Benchmarks don't measure up for new platforms

Modern server designs are powerful and complex. Old benchmarking ideas are not up to the task of measuring what matters

Some time next month — the smart money is on 11 April — the latest and by any measure greatest Airbus will depart the tarmac on its first test flight. There is great excitement in the aviation community about this: the A380 is an aircraft of superlatives. Bigger than a 747, it will set new standards for range, carrying capacity, efficiency and sheer size. What nobody is talking about, because nobody cares, is how fast it flies.

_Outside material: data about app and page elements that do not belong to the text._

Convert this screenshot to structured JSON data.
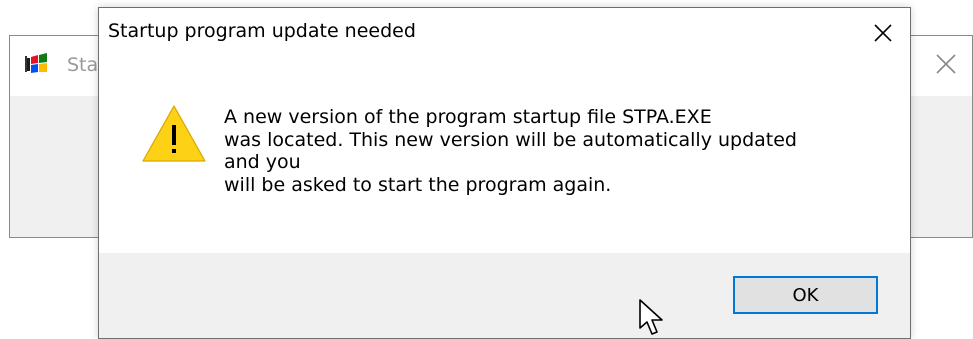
{
  "background_window": {
    "title": "Sta",
    "icon": "windows-flag-icon",
    "close_icon": "close-icon"
  },
  "dialog": {
    "title": "Startup program update needed",
    "close_icon": "close-icon",
    "warning_icon": "warning-icon",
    "message_lines": [
      "A new version of the program startup file STPA.EXE",
      "was located.  This new version will be automatically updated",
      "and you",
      "will be asked to start the program again."
    ],
    "ok_label": "OK"
  },
  "cursor": {
    "icon": "mouse-pointer-icon"
  },
  "colors": {
    "accent": "#0078d7",
    "footer_bg": "#f0f0f0",
    "warning_yellow": "#fcd116"
  }
}
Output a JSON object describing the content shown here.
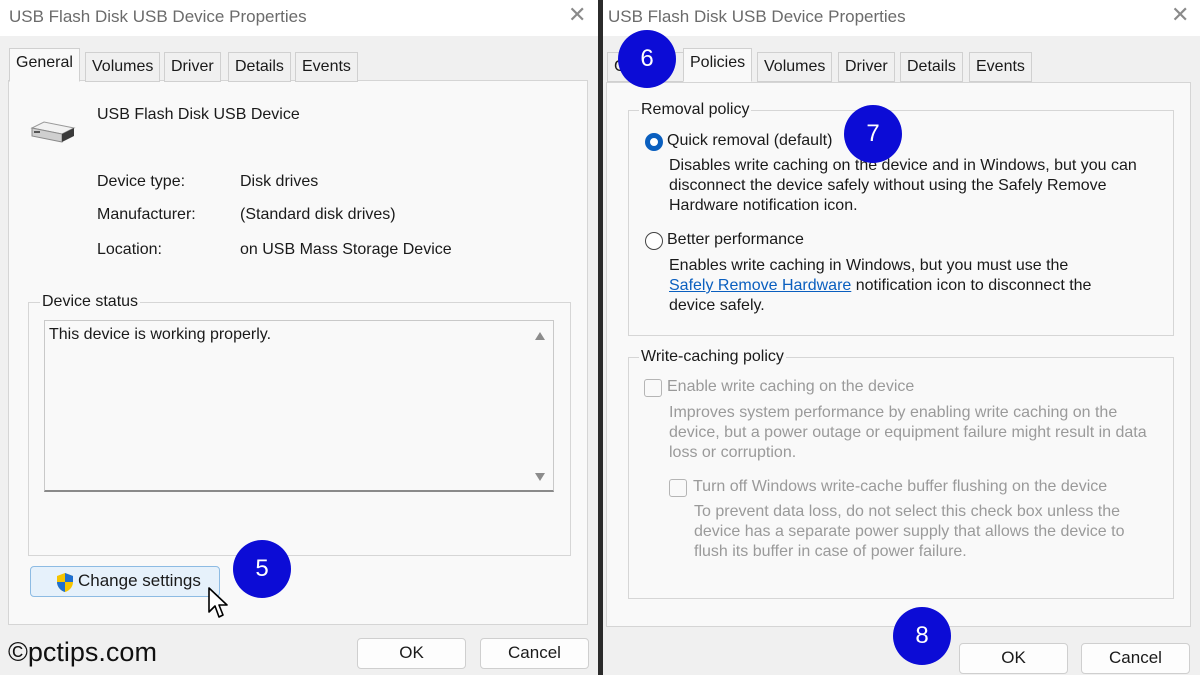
{
  "left": {
    "window_title": "USB Flash Disk USB Device Properties",
    "close_glyph": "✕",
    "tabs": [
      "General",
      "Volumes",
      "Driver",
      "Details",
      "Events"
    ],
    "active_tab": "General",
    "device_name": "USB Flash Disk USB Device",
    "device_icon": "usb-drive-icon",
    "properties": [
      {
        "label": "Device type:",
        "value": "Disk drives"
      },
      {
        "label": "Manufacturer:",
        "value": "(Standard disk drives)"
      },
      {
        "label": "Location:",
        "value": "on USB Mass Storage Device"
      }
    ],
    "device_status": {
      "title": "Device status",
      "text": "This device is working properly."
    },
    "change_settings_label": "Change settings",
    "ok_label": "OK",
    "cancel_label": "Cancel"
  },
  "right": {
    "window_title": "USB Flash Disk USB Device Properties",
    "close_glyph": "✕",
    "tabs": [
      "G",
      "Policies",
      "Volumes",
      "Driver",
      "Details",
      "Events"
    ],
    "active_tab": "Policies",
    "removal_policy": {
      "title": "Removal policy",
      "quick_label": "Quick removal (default)",
      "quick_checked": true,
      "quick_desc": [
        "Disables write caching on the device and in Windows, but you can",
        "disconnect the device safely without using the Safely Remove",
        "Hardware notification icon."
      ],
      "better_label": "Better performance",
      "better_checked": false,
      "better_desc_1": "Enables write caching in Windows, but you must use the",
      "better_desc_link": "Safely Remove Hardware",
      "better_desc_2": " notification icon to disconnect the",
      "better_desc_3": "device safely."
    },
    "write_caching_policy": {
      "title": "Write-caching policy",
      "enable_label": "Enable write caching on the device",
      "enable_checked": false,
      "enable_desc": [
        "Improves system performance by enabling write caching on the",
        "device, but a power outage or equipment failure might result in data",
        "loss or corruption."
      ],
      "flush_label": "Turn off Windows write-cache buffer flushing on the device",
      "flush_checked": false,
      "flush_desc": [
        "To prevent data loss, do not select this check box unless the",
        "device has a separate power supply that allows the device to",
        "flush its buffer in case of power failure."
      ]
    },
    "ok_label": "OK",
    "cancel_label": "Cancel"
  },
  "step_badges": [
    "5",
    "6",
    "7",
    "8"
  ],
  "watermark": "©pctips.com",
  "colors": {
    "badge": "#0c0cd6",
    "link": "#0a5fbf",
    "radio_checked": "#0a5fbf"
  }
}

With Sun preparing an eight-way Opteron server and Intel gearing up for next week’s launch of its next generation multi-processor Xeon platforms, life at the affordable end of performance computing has rarely looked so rewarding. Commodity computing is pushing its way up towards the sort of performance once reserved for specialist supercomputers; single racks serving thousands of users doing serious transactions are no longer the stuff of fiction. Meanwhile, everyone is talking about manageability, reliability and transactional throughput. A modern server processor design must have features that address all these. What fewer people are talking about is how fast it runs.

With aircraft, the most efficient top speed is set by aerodynamics. The A380 flies at much the same speed as a 707 of 50 years ago; the new Xeons, shackled by thermodynamics, will have much the same clock rate as the previous models. In both cases, the things that matter now are not easily distilled into neat lists of integers: the aviation industry has realised this, but IT is still coming to terms with the idea.

It’s always been difficult to successfully model real-world computing in a fashion that is repeatable, transferable and relevant, but the latest multi-processor platforms break the idea completely. Unlike high performance computers, which typically run a small set of very well characterised tasks, a typical eight way server will be dealing with lots of different requests to use heterogenous data in a wide variety of ways. Who cares how quickly it can run floating point instructions in loops? Who can simulate a thousand users hammering on a terabyte of real world data?

Benchmarks are falling out of fashion — they should fall further. With modern computing environments nearly impossible to simulate and vendor figures casting a light on affairs that is artificial at best, data centre denizens should set their own rules. Before investing in any of the new breed of n-way servers, decide on the performance you need doing your mix of tasks and measured in ways that are meaningful to you. Then demand the vendors prove they meet this.

This might sound like more work than watching graphs on PowerPoint. It is. But from now on — and especially as we move towards virtualisation and multicore chips — reality is the only benchmark worth having.